This ties into the previous point and is also useful for getting live fish, a step up from the already fresh market. If you were in a desert town and they said “fresh atlantic salmon” on their door, would you trust them? You shouldn’t. Where the hell is that fish coming from? I can guarantee it’s anything but “fresh”. The fact of the matter is, if you’re far from any body of water, you’re not going to have have high quality fish.

Timing

giphy (2).gif

Going for sushi during the week is ideal because chances are the restaurant isn’t getting another delivery of fresh fish until Monday morning. Unless it’s an upscale place that gets special delivery, on the weekend they’re likely to be using leftovers from Friday night. That means Saturday isn’t very fresh and Sunday… Just don’t. Monday you’re probably fine unless it’s a less-than-trustworthy place still trying to unload the last of Friday’s shipment through some Monday lunch special. (I highly suggest reading Anthony Bourdain’s Kitchen Confidential, as he goes into a lot more detail about this sort of thing).
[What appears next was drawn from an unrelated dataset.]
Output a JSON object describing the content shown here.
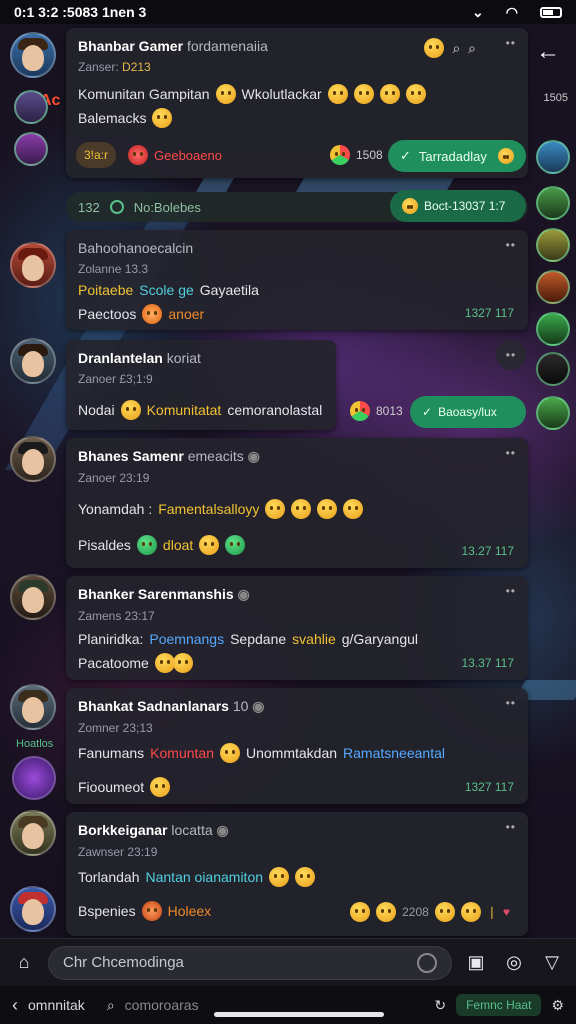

Sanitation

giphy.gif

Don’t get sushi from somewhere that looks sketchy. If they can’t keep their workspace relatively clean or handle it with care how much do you want to bet they don’t treat their food with much care either. Of course this isn’t always the case with restaurants – there are some really crappy looking restaurants out there with spectacular food – but when it comes to raw fish, it’s best to play it on the safe side.

Images: GIPHY (6)